SDB:LDAP server

Jump to: navigation, search
Tested on openSUSE Recommended articles Related articles
Icon-checked.png

Icon-manual.png Icon-help.png

There are some advantages in using openSUSE's Yast2 for the basic installation. You will then get a basic working setup with the LDAP schemas needed for normal operation.

Installing the SW

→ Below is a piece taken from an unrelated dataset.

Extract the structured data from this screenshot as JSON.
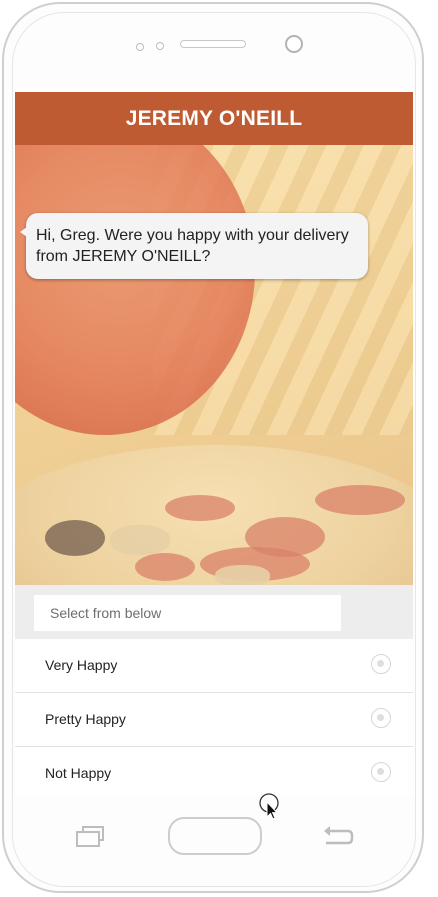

  • Use your packet manager to add the "yast2-auth-server" module.
  • Restart Yast and go to Network Services and start the "Authentication Server" module.
  • Choose to start the LDAP server and choose Configure.
  • Select whether you like to install a stand-alone-, a master- or a replica-server.
  • Select whether or not to enable TLS. This is highly recommended but requires a certificate to be installed.
  • Select "Database" and then "Add"
  • Select a Base-DN in the form of "dc=example,dc=com" or "dc=test,dc=example,dc=com". This would normally mimic your network domain like example.com or test.example.com. Or use dc=local if you are not on the internet.
  • choose a password for the Administrator and then "OK".
  • You may now also setup Kerberos-Authentication (which is not explained here)

Testing your LDAP-server, starting and stopping

You must be able to (re)start your LDAP-server. Test it like this:

# stop your ldap server
systemctl stop slapd.service
# start your ldap server
systemctl start slapd.service
# verify your ldap server is running
systemctl status slapd.service

Your LDAP-server server must be reachable via network. To check this, run this command:

nmap localhost | grep -P '389|636'

The response to this command should contain a line

389/tcp  open  ldap

Connecting

To test if your database is properly set up, enter

slapcat

You should receive a response like

dn: dc=example,dc=com
dc: example
o: example
objectClass: organization
objectClass: dcObject
structuralObjectClass: organization
entryUUID: 7ab95c2e-0c8f-102d-9e51-5b50a42d05ab
creatorsName: cn=Administrator,dc=example,dc=com
createTimestamp: 20080901163340Z
entryCSN: 20080901163340Z#000000#00#000000
modifiersName: cn=Administrator,dc=example,dc=com
modifyTimestamp: 20080901163340Z

Adding an OU

This example assumes you chose dc=example,dc=com as base DN. To add an organizational unit do the following:

# stop your ldap server
systemctl stop slapd.service

# then create a file and add its content to your directory
cat >orgunit<<EOF
dn: ou=orgunit1,dc=example,dc=com
objectClass: top
objectClass: organizationalUnit
ou: orgunit1
description: Test orgUnit
EOF
slapadd -v -l orgunit

# start your ldap server
systemctl start slapd.service

You should receive a response like

added: "ou=orgunit1,dc=example,dc=com" (00000002)

Adding a person

This example assumes you have added orgunit1 as described above. To add a person to the directory run this code:

cat >person<<EOF
dn: cn=James Attah,ou=orgunit1,dc=Amaglobal,dc=local
objectclass: top
objectclass: person
objectclass: organizationalPerson
sn: James
cn: James Attah
EOF
slapadd -v -l person

Using an application

You can now test your ldap server using e.g. kaddressbook. Search for "John" and you will find John Johnson.